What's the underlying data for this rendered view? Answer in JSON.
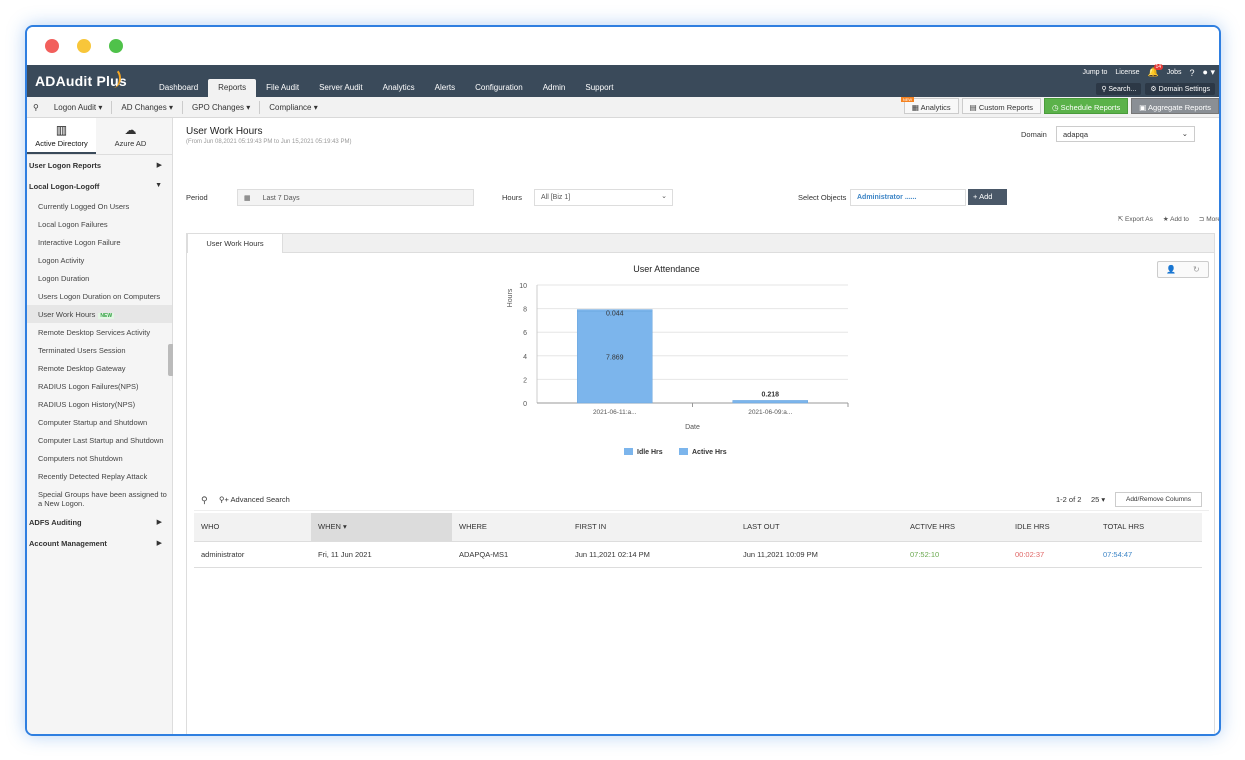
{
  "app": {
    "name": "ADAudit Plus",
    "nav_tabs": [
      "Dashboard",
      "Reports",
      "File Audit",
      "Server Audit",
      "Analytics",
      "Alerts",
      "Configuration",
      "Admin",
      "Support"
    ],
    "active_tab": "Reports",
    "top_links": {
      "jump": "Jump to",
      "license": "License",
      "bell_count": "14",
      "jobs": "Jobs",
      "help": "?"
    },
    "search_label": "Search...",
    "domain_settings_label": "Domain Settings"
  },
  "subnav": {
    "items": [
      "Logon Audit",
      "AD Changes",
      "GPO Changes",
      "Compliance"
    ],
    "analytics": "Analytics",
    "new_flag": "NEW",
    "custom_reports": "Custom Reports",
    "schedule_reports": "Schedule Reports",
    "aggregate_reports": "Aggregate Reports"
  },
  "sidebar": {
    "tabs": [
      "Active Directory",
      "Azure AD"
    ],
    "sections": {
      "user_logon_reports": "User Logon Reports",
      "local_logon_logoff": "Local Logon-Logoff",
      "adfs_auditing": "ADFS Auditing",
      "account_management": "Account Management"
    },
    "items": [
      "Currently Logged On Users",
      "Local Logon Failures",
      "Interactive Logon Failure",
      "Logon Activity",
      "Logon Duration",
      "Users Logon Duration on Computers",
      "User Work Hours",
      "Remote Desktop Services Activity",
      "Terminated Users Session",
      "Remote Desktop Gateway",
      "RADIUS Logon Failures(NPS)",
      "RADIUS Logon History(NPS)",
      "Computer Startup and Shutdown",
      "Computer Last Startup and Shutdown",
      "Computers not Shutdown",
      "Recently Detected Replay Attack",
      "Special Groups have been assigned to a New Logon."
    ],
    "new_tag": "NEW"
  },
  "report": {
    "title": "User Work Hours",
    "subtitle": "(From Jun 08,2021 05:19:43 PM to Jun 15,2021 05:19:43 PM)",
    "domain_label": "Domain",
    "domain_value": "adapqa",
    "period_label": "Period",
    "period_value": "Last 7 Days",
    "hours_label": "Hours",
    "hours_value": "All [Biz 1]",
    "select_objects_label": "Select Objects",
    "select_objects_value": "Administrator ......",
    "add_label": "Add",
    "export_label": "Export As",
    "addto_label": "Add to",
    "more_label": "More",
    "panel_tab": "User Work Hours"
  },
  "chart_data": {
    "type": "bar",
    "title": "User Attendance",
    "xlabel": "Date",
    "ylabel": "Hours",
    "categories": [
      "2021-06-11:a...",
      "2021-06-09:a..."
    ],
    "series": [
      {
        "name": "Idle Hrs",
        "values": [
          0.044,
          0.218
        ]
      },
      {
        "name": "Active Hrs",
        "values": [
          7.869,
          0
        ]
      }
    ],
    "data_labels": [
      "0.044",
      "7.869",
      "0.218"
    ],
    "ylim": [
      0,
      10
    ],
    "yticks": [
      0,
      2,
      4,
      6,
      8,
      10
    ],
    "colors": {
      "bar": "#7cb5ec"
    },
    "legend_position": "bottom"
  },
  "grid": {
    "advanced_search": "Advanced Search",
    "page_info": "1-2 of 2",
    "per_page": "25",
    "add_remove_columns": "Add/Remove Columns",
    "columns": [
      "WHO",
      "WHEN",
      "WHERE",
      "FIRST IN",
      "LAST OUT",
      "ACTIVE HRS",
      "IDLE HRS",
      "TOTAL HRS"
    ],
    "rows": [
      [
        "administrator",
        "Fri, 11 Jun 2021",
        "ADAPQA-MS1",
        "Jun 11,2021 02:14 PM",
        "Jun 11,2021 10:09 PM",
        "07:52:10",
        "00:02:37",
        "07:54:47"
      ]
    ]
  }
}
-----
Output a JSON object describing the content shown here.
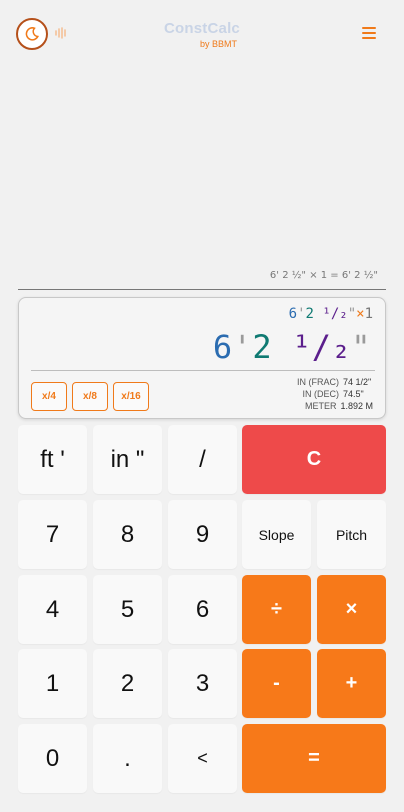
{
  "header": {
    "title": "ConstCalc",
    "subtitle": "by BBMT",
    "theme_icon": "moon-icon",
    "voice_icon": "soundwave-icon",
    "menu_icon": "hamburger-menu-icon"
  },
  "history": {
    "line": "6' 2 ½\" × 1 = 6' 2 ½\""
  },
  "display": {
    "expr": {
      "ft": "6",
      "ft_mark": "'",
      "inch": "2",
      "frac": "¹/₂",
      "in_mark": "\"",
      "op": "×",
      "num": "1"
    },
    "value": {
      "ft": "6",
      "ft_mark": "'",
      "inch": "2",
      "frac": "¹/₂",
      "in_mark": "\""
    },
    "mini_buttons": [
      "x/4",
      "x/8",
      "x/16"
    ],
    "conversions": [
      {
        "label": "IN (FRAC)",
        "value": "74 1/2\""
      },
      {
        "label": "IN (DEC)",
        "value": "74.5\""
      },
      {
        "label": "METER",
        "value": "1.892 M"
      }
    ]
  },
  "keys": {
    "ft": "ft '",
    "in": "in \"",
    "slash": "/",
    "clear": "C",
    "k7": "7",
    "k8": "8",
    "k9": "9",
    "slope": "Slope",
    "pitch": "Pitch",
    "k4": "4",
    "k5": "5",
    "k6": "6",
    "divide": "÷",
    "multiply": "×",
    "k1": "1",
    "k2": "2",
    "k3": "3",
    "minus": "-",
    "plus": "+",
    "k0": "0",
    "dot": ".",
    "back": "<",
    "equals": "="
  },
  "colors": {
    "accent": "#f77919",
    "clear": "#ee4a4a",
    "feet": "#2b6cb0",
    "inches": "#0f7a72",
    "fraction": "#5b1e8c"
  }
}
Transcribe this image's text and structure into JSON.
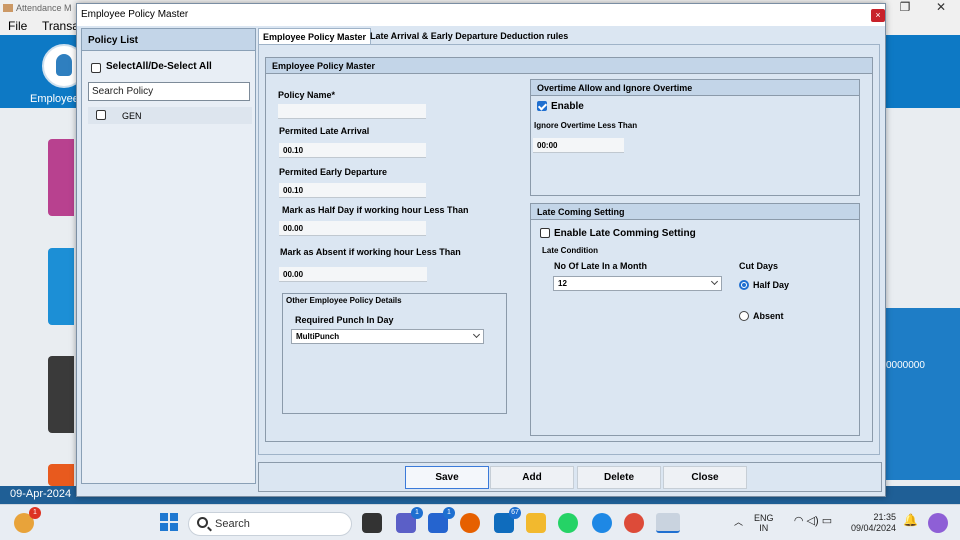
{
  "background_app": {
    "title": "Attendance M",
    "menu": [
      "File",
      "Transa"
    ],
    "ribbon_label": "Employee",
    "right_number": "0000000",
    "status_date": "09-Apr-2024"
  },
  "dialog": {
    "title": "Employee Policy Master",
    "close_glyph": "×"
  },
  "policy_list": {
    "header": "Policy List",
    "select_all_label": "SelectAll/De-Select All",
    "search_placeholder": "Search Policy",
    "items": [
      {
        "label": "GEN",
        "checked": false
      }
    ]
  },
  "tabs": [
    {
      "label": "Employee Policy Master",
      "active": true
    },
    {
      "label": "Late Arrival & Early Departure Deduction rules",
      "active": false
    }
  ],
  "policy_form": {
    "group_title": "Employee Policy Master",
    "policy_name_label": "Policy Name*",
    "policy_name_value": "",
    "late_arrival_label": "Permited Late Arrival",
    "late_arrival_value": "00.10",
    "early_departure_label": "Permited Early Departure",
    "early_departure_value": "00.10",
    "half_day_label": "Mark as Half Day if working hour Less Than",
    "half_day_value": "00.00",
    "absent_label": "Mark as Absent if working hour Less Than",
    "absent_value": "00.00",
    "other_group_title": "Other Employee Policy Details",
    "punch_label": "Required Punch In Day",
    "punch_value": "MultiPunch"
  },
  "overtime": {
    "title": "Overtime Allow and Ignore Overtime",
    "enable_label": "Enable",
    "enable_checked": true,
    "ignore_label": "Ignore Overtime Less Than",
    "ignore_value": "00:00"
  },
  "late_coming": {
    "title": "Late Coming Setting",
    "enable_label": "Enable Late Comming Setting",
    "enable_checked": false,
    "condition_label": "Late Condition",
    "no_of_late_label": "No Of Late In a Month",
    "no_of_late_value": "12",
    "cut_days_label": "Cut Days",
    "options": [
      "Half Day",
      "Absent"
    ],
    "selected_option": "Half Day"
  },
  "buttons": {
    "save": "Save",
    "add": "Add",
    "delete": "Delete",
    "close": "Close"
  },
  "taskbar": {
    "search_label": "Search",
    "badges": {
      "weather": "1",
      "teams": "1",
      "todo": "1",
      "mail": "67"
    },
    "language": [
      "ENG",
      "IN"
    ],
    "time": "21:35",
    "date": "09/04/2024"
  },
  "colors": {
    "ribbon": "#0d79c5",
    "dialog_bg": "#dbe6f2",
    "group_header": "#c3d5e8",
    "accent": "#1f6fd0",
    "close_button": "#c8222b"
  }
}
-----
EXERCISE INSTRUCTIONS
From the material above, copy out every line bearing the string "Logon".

RESULT FOR THIS EXERCISE
      "Logon Audit",
      "user_logon_reports": "User Logon Reports",
      "local_logon_logoff": "Local Logon-Logoff",
      "Local Logon Failures",
      "Interactive Logon Failure",
      "Logon Activity",
      "Logon Duration",
      "Users Logon Duration on Computers",
      "RADIUS Logon Failures(NPS)",
      "RADIUS Logon History(NPS)",
      "Special Groups have been assigned to a New Logon."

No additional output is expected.